The upshot? I know this was a long one, but I’m glad I did this keep dive into this amniotic knee osteoarthritis study. Prior to spending hours looking at these manuscripts, I would have counted myself a fan of ReNu. I still may be a fan, but not based on this published data. The company does have a phase III FDA pivotal trial that began in January of this year. So I’ll wait to see if Organogenesis publishes something else on the effects of amniotic tissue on knee arthritis.
(1) Farr J, Gomoll AH, Yanke AB, Strauss EJ, Mowry KC; ASA Study Group. A Randomized Controlled Single-Blind Study Demonstrating Superiority of Amniotic Suspension Allograft Injection Over Hyaluronic Acid and Saline Control for Modification of Knee Osteoarthritis Symptoms. J Knee Surg. 2019 Nov;32(11):1143-1154. doi: 10.1055/s-0039-1696672. Epub 2019 Sep 18. Erratum in: J Knee Surg. 2019 Nov;32(11):e2. PMID: 31533151.
(2) Joshi Jubert N, Rodríguez L, Reverté-Vinaixa MM, Navarro A. Platelet-Rich Plasma Injections for Advanced Knee Osteoarthritis: A Prospective, Randomized, Double-Blinded Clinical Trial. Orthop J Sports Med. 2017;5(2):2325967116689386. Published 2017 Feb 13. doi:10.1177/2325967116689386
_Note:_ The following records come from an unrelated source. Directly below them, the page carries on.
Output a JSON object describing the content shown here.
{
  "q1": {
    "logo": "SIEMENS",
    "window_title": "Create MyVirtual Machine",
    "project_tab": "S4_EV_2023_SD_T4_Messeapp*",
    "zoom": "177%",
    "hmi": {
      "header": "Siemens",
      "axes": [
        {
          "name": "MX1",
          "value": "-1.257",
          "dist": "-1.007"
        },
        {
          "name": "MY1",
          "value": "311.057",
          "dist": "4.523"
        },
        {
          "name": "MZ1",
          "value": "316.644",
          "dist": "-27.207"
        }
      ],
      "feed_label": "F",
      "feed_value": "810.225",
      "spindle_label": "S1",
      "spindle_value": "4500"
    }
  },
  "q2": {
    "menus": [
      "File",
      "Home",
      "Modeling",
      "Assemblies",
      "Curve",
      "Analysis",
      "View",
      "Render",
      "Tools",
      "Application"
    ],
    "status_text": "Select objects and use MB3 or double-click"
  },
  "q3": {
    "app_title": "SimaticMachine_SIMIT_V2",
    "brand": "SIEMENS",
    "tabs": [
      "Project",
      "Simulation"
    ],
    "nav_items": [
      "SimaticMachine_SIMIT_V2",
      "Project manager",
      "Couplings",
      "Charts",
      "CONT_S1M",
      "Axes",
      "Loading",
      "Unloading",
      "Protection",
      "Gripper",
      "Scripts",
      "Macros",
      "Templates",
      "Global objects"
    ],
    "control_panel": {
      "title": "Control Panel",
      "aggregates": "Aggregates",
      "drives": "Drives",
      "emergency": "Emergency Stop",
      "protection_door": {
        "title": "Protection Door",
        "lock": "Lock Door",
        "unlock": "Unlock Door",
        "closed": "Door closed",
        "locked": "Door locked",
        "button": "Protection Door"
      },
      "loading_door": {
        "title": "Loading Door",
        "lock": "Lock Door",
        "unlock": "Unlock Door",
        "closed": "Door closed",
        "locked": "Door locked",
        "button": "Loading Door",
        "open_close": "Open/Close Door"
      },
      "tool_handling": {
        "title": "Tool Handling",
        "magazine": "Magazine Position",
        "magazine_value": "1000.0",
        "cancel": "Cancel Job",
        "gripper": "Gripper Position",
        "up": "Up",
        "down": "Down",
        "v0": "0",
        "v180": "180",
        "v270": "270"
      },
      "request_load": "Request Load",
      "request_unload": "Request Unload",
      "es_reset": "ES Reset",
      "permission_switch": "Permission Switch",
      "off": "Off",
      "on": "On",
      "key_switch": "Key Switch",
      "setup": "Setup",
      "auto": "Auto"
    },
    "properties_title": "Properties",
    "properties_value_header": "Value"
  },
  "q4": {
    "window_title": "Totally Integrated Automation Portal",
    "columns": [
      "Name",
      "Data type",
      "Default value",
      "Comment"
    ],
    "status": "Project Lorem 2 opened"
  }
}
(3) Gomoll AH, Farr J, Cole BJ, Flanigan DC, Lattermann C, Mandelbaum BR, Strickland SM, Zaslav KR, Kimmerling KA, Mowry KC. Safety and Efficacy of an Amniotic Suspension Allograft Injection Over 12 Months in a Single-Blinded, Randomized Controlled Trial for Symptomatic Osteoarthritis of the Knee. Arthroscopy. 2021 Jul;37(7):2246-2257. doi: 10.1016/j.arthro.2021.02.044. Epub 2021 Mar 12. PMID: 33716121.